⟨

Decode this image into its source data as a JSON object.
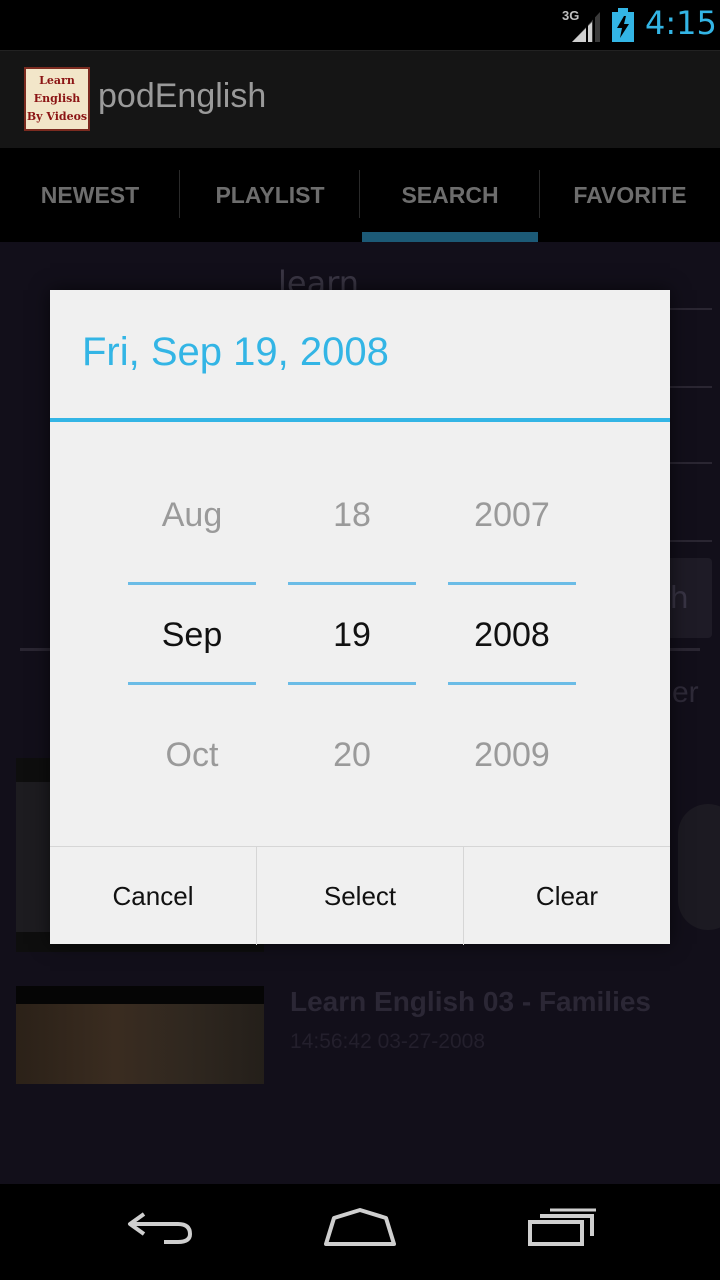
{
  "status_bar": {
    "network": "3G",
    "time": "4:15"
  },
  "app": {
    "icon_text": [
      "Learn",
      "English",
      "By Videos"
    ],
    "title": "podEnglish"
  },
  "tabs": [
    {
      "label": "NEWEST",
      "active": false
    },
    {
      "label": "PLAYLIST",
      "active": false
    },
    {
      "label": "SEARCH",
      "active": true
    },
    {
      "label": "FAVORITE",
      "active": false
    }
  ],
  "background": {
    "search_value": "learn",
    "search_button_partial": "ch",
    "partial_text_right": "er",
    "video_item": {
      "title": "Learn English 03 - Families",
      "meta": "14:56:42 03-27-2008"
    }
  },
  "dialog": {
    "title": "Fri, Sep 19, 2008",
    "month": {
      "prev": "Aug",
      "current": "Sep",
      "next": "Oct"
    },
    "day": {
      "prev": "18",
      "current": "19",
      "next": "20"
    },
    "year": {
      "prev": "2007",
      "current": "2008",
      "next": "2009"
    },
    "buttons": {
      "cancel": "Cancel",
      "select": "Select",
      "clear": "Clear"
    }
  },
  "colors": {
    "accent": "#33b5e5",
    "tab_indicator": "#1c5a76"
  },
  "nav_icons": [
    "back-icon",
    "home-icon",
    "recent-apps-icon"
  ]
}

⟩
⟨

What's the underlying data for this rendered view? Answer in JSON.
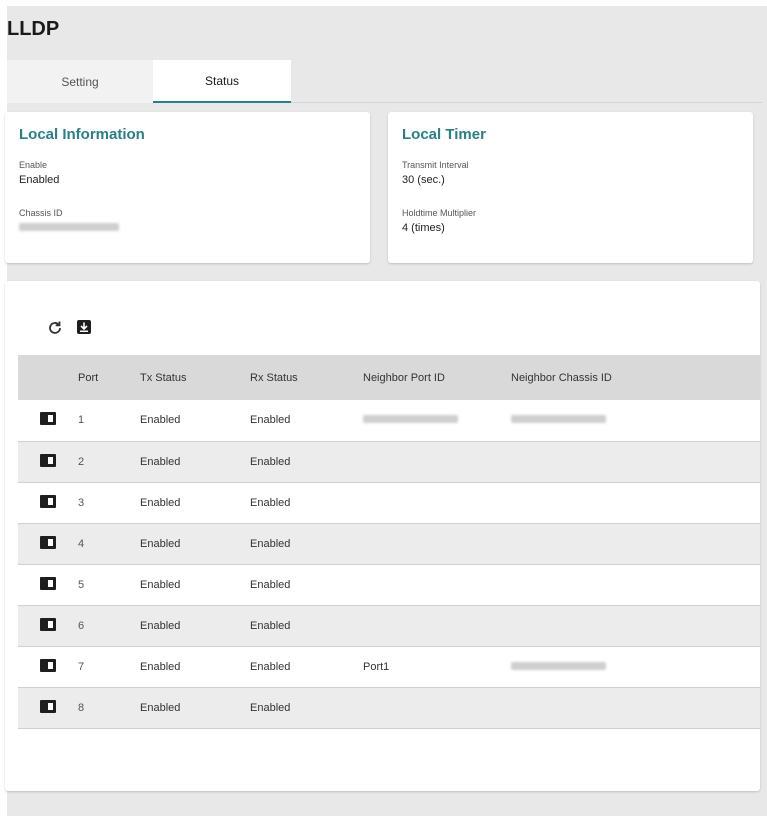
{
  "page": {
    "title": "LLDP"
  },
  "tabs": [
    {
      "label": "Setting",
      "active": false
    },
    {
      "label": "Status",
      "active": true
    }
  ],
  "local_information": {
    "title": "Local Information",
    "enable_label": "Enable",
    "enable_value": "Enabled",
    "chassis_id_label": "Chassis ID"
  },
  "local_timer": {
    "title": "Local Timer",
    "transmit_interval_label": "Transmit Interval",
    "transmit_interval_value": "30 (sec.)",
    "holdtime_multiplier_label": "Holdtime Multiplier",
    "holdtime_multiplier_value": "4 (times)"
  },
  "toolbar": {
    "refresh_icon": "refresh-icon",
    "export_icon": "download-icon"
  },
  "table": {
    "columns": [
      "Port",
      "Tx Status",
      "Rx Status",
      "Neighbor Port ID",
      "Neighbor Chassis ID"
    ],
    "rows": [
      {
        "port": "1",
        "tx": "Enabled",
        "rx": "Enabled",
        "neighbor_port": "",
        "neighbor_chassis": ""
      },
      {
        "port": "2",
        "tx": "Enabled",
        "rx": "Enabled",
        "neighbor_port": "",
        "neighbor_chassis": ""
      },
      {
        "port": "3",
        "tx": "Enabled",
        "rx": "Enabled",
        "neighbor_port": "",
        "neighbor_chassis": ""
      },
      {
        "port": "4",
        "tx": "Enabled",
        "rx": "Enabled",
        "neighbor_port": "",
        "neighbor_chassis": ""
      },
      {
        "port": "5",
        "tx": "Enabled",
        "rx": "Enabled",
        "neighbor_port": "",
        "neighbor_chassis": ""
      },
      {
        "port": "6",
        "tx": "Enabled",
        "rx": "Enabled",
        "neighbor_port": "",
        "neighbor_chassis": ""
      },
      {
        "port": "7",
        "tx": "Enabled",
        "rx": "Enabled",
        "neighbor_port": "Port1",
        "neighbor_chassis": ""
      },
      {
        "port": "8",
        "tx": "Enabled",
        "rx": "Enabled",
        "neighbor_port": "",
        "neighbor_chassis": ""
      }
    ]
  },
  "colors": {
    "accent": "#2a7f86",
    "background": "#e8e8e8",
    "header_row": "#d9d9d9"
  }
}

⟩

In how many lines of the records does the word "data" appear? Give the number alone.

2